Items from a data source
╭──
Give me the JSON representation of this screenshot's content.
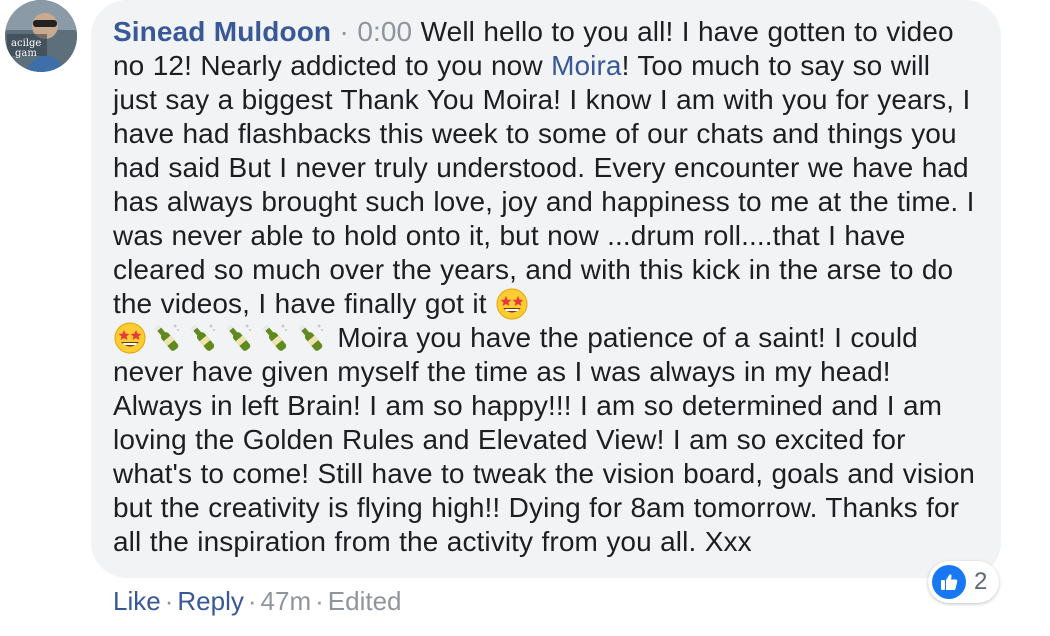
{
  "comment": {
    "author": "Sinead Muldoon",
    "timestamp_link": "0:00",
    "text_part1": "Well hello to you all! I have gotten to video no 12! Nearly addicted to you now ",
    "mention": "Moira",
    "text_part2": "! Too much to say so will just say a biggest Thank You Moira! I know I am with you for years, I have had flashbacks this week to some of our chats and things you had said But I never truly understood. Every encounter we have had has always brought such love, joy and happiness to me at the time. I was never able to hold onto it, but now ...drum roll....that I have cleared so much over the years, and with this kick in the arse to do the videos, I have finally got it ",
    "text_part3": " Moira you have the patience of a saint! I could never have given myself the time as I was always in my head! Always in left Brain! I am so happy!!! I am so determined and I am loving the Golden Rules and Elevated View! I am so excited for what's to come! Still have to tweak the vision board, goals and vision but the creativity is flying high!! Dying for 8am tomorrow. Thanks for all the inspiration from the activity from you all. Xxx",
    "emojis": [
      "star-struck",
      "star-struck",
      "champagne",
      "champagne",
      "champagne",
      "champagne",
      "champagne"
    ]
  },
  "actions": {
    "like": "Like",
    "reply": "Reply",
    "time": "47m",
    "edited": "Edited",
    "separator": "·"
  },
  "reactions": {
    "icon": "like-thumb",
    "count": "2"
  },
  "colors": {
    "link": "#385898",
    "meta": "#90949c",
    "bubble": "#f2f3f5",
    "text": "#1c1e21",
    "like_blue": "#1877f2"
  }
}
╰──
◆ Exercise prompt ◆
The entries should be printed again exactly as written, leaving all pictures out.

◆ Response below ◆
Give me the JSON representation of this screenshot's content.
{
  "comment": {
    "author": "Sinead Muldoon",
    "timestamp_link": "0:00",
    "text_part1": "Well hello to you all! I have gotten to video no 12! Nearly addicted to you now ",
    "mention": "Moira",
    "text_part2": "! Too much to say so will just say a biggest Thank You Moira! I know I am with you for years, I have had flashbacks this week to some of our chats and things you had said But I never truly understood. Every encounter we have had has always brought such love, joy and happiness to me at the time. I was never able to hold onto it, but now ...drum roll....that I have cleared so much over the years, and with this kick in the arse to do the videos, I have finally got it ",
    "text_part3": " Moira you have the patience of a saint! I could never have given myself the time as I was always in my head! Always in left Brain! I am so happy!!! I am so determined and I am loving the Golden Rules and Elevated View! I am so excited for what's to come! Still have to tweak the vision board, goals and vision but the creativity is flying high!! Dying for 8am tomorrow. Thanks for all the inspiration from the activity from you all. Xxx",
    "emojis": [
      "star-struck",
      "star-struck",
      "champagne",
      "champagne",
      "champagne",
      "champagne",
      "champagne"
    ]
  },
  "actions": {
    "like": "Like",
    "reply": "Reply",
    "time": "47m",
    "edited": "Edited",
    "separator": "·"
  },
  "reactions": {
    "icon": "like-thumb",
    "count": "2"
  },
  "colors": {
    "link": "#385898",
    "meta": "#90949c",
    "bubble": "#f2f3f5",
    "text": "#1c1e21",
    "like_blue": "#1877f2"
  }
}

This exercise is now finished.